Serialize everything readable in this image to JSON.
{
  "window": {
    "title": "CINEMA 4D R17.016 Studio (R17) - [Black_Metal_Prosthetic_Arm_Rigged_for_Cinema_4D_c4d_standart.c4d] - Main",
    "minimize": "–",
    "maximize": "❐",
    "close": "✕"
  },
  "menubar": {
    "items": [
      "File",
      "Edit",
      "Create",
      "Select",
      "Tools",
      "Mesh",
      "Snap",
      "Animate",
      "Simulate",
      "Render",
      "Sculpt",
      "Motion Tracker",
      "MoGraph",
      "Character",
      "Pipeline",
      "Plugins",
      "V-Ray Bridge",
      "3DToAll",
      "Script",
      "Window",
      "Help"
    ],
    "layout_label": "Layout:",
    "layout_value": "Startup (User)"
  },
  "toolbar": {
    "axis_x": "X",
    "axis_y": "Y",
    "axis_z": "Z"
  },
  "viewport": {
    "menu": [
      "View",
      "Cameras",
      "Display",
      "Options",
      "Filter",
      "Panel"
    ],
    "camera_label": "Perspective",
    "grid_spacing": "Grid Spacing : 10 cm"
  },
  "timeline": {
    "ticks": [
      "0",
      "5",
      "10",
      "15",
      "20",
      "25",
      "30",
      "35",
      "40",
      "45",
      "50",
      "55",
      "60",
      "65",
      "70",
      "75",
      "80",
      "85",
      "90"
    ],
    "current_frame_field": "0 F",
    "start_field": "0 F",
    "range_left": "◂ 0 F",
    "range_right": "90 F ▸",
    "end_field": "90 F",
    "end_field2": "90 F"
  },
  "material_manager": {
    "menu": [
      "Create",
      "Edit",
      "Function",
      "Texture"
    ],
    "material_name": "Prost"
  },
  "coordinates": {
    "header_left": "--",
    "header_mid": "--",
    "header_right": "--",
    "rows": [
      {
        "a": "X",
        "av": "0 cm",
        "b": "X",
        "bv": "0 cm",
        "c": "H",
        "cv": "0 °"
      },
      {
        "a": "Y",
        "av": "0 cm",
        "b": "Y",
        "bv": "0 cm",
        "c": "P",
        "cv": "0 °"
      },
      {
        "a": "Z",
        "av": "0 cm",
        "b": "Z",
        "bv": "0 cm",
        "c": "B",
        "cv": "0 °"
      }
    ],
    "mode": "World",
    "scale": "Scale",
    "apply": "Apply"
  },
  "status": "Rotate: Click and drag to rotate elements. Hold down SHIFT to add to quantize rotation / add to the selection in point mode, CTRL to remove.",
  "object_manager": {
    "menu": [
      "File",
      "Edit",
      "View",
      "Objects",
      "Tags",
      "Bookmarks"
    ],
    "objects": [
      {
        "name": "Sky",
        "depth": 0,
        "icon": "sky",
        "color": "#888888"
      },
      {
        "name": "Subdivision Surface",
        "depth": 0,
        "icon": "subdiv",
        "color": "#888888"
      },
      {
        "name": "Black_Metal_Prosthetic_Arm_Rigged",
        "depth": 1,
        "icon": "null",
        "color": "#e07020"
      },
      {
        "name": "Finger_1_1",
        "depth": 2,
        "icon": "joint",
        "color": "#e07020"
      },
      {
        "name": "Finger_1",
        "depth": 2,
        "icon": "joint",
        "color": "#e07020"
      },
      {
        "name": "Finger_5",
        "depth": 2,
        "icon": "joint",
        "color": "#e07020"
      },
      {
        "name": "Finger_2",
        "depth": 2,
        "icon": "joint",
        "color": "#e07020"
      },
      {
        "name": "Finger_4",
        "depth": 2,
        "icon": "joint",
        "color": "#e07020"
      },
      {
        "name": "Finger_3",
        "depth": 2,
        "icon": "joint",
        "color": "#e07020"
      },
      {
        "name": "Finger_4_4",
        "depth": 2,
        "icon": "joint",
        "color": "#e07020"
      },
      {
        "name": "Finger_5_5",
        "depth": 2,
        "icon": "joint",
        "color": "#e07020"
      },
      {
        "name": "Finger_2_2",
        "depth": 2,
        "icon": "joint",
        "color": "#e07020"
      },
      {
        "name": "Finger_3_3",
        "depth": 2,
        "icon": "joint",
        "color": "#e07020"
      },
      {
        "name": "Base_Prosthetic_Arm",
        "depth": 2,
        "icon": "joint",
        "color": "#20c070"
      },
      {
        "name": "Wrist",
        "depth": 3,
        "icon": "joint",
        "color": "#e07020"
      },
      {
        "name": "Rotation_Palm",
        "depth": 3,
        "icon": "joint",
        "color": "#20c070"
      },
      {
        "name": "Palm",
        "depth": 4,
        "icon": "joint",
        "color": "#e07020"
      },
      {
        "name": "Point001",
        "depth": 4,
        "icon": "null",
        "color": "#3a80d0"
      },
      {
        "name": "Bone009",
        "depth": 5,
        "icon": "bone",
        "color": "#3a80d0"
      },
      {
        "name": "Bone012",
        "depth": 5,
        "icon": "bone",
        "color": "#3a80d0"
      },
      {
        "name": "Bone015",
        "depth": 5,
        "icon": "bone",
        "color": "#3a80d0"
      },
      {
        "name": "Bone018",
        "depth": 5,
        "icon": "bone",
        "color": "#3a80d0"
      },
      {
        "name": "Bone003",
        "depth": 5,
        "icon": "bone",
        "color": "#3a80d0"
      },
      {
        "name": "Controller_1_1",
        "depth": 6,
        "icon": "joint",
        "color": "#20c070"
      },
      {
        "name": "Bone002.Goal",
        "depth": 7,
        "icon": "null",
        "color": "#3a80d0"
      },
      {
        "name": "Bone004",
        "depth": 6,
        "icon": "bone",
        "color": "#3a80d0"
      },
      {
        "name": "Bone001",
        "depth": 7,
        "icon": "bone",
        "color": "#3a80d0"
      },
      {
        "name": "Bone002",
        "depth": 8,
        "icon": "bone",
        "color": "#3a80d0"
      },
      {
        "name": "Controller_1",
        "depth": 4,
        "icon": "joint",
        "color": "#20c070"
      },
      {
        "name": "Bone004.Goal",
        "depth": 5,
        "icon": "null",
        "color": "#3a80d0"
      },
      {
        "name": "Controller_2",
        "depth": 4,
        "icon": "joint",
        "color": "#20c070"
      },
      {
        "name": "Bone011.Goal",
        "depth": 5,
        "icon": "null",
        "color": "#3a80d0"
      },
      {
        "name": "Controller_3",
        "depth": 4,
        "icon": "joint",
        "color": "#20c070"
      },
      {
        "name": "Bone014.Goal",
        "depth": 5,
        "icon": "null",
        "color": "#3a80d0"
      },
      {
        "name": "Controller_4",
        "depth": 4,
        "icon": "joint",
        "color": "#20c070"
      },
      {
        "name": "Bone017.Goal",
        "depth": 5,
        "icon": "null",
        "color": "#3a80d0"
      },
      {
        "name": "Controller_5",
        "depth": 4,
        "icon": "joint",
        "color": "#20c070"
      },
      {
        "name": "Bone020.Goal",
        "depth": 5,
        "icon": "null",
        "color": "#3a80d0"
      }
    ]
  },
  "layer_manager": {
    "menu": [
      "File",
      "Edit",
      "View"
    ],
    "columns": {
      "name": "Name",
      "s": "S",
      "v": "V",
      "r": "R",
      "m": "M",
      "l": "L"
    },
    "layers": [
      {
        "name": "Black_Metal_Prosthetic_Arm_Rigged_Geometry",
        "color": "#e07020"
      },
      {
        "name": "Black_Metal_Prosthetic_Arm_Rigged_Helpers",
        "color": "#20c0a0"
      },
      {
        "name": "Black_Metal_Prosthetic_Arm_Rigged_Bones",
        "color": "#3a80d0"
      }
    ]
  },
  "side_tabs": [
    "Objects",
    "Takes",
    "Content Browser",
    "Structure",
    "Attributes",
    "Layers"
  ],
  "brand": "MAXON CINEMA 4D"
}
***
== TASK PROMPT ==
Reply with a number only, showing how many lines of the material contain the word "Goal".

== ANSWER ==
6